- Deuteranomaly: This type makes greens appear more reddish and is the most prevalent form of red-green colour blindness.
- Protanomaly: Similar to deuteranomaly, protanomaly also makes greens look more red.
- Protanopia: In this case, individuals are unable to differentiate between red and green.
- Deuteranopia: Individuals with deuteranopia also cannot distinguish between red and green.
Type 2: Blue-Yellow Colour Blindness
Less common than red-green colour blindness, blue-yellow colour blindness makes it challenging to distinguish blue from green and yellow from red. There are two subtypes:
- Tritanomaly: Tritanomaly makes it difficult to distinguish between blue and green or yellow and red.
- Tritanopia: People with tritanopia are unable to differentiate between blue and green, purple and red, or yellow and pink. Additionally, this condition makes colours appear less bright than they actually are.
Type 3: Complete Colour Blindness (Monochromacy)
Also known as monochromacy, complete colour blindness is exceptionally rare. In monochromacy, individuals see the world in shades of grey and lack the ability to perceive any colours.

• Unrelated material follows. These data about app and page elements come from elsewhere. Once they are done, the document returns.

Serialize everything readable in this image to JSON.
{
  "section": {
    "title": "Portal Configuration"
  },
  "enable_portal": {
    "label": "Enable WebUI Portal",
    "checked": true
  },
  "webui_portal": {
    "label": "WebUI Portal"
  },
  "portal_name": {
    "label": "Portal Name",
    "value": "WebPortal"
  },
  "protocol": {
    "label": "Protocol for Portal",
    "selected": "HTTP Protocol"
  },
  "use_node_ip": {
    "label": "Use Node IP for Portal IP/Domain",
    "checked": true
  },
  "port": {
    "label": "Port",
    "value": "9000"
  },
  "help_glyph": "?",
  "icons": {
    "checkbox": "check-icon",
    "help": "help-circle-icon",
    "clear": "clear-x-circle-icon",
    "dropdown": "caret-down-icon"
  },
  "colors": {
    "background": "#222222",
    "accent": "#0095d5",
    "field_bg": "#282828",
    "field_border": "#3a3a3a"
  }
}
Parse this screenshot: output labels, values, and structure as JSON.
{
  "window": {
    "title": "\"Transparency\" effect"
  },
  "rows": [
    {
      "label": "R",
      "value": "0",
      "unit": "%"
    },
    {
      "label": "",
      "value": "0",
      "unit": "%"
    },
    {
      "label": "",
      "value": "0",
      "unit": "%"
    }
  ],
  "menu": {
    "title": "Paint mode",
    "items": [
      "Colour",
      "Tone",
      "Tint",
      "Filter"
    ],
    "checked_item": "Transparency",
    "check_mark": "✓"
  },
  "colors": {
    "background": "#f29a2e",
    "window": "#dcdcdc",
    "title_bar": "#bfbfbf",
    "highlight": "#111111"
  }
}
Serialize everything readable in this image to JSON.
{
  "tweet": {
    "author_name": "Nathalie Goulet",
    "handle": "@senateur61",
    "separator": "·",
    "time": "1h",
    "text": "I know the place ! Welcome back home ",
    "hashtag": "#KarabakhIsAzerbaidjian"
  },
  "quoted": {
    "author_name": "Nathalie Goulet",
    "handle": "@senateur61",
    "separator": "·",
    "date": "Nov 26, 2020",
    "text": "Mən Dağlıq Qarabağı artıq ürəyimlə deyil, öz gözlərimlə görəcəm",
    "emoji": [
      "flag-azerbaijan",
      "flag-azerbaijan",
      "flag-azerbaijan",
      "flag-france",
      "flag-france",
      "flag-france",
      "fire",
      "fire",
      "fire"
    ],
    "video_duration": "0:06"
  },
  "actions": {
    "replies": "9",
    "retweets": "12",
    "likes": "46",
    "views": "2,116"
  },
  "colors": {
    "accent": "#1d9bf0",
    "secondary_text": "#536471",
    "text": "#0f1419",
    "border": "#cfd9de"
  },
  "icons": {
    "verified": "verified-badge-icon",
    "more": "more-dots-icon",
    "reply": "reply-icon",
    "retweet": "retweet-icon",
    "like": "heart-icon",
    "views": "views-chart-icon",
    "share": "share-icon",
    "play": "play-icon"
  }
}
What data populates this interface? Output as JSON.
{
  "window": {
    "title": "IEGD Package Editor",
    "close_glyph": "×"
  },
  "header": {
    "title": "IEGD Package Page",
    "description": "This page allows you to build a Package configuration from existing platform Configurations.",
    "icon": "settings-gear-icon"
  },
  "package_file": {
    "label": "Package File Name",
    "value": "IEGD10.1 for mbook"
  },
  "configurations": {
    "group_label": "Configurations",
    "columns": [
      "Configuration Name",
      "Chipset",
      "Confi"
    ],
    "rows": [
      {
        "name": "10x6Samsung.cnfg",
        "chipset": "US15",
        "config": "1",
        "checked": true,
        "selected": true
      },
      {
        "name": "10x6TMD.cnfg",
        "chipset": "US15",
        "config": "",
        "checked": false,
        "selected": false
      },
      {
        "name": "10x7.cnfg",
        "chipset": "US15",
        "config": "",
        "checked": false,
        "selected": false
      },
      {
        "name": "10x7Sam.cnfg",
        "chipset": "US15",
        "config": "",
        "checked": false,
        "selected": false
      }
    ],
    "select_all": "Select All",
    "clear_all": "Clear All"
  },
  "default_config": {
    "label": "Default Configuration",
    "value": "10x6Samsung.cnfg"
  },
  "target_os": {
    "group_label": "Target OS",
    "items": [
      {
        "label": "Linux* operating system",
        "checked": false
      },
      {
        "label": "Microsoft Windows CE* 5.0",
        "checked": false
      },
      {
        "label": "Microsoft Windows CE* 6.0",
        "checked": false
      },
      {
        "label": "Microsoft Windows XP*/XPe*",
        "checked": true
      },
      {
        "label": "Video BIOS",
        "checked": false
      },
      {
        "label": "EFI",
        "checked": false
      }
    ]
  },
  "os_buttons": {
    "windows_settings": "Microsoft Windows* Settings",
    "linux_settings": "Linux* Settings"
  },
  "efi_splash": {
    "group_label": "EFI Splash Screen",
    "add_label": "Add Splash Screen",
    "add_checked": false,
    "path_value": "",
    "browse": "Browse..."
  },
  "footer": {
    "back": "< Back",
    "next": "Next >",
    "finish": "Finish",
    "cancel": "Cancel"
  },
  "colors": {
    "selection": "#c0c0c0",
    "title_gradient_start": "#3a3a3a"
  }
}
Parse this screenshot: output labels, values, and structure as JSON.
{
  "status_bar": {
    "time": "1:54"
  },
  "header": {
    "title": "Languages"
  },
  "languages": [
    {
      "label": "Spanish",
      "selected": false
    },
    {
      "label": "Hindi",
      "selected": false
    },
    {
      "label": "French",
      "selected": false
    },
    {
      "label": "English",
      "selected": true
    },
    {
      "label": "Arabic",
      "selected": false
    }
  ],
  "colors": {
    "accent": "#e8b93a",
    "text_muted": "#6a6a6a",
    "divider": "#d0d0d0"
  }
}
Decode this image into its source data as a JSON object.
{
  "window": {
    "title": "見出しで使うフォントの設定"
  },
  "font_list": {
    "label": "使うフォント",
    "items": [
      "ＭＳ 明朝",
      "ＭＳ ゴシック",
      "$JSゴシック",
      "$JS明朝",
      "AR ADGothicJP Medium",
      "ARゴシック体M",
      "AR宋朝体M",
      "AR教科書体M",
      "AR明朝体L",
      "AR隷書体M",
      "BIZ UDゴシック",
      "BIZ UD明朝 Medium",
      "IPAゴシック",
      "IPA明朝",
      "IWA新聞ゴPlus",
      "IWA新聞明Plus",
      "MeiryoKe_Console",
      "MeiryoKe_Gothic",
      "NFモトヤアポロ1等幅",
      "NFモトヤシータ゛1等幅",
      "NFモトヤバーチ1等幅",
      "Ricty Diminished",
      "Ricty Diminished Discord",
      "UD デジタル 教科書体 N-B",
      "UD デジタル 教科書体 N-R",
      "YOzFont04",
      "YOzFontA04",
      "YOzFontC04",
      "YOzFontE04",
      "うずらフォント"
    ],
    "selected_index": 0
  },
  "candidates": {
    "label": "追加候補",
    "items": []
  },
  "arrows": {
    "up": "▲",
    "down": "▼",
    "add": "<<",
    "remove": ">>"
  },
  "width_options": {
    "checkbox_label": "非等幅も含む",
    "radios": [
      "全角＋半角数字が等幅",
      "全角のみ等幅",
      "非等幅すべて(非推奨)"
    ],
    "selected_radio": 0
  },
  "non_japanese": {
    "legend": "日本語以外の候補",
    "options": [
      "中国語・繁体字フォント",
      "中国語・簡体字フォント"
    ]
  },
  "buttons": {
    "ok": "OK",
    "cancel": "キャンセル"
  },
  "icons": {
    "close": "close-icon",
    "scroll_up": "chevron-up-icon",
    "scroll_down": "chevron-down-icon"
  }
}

Understanding these types of colour blindness is essentially for designing visuals and environments that accommodate individuals with colour vision deficiencies.
Royalty free image, explaining the difference between types of colourblindness/ an image from our XD file, where it is simulated.
How does design impact users with colour blindness?
When website and mobile app designers rely too heavily on colour coding or use colour as the sole means of conveying information, it can create significant barriers for colorblind users.
An example of this would be on a webform that uses red to indicate errors in form fields. A user with colour blindness may not register this as an error and continue to the next step without realising the mistake, resulting in a frustrating experience.
We saw this first hand, when creating a multiple choice quiz screen for our internal development project, Coderus Life. Simply showing correct / incorrect answers on the input buttons using just the colour change from blue to red, or blue to green wasn’t enough to clearly show our test users the outcome of each answer. Whilst there was some contrast between the colours, the addition of symbols to the cards (ticks and crosses in this instance) is what helped us to get around this issue.
How to design with colour blindness accessibility in mind?
- Colour Contrast: Ensure that there is enough contrast between text and background colours. Use online tools to check if your colour combinations meet accessibility standards like WCAG AA & WCAG AAA (Web Content Accessibility Guidelines).
- Colour Selection: Be mindful of your colour palette. Avoid relying solely on colour distinctions. Instead, choose colours that maintain clarity even when viewed in grayscale or with a colour filter applied.
- User Testing: Involve colorblind individuals in your usability testing. Their feedback can help identify issues and refine your design.
- Using Accessibility Tools: Implement accessibility tools and features in your design process, such as screen readers, keyboard navigation, and ensuring compatibility with assistive technologies.
You can also read our guide on Designing for Accessibility and Inclusion for more tips.
How does other software assist with colour blind specific accessibility?
- Apple iOS features a colour blind mode that adjusts the display to enhance visibility for users with colour vision deficiencies.
- Google Maps uses different patterns and shapes in addition to colours to represent various types of locations, making it accessible to colour blind users.
- Sim Daltonism is a colour blindness simulator tool which allows designers to see their designs as someone with a colour vision deficiency would.
Why is this important?
To wrap up, it is important to remember that accessibility in UI/UX design is not just better for users; it’s also a smart business decision. By making user interfaces inclusive and accommodating for colour blind users, you expand your potential user base and enhance the overall user experience.
Remember that accessible design benefits everyone, not just those with disabilities, and it should be a fundamental consideration in all your design projects, which is something that we strive to do at Coderus. By embracing these principles, we can create a more inclusive digital world where everyone, regardless of their visual abilities, can engage with technology effortlessly.
Get in touch with us today if you need assistance making your software or applications more accessible.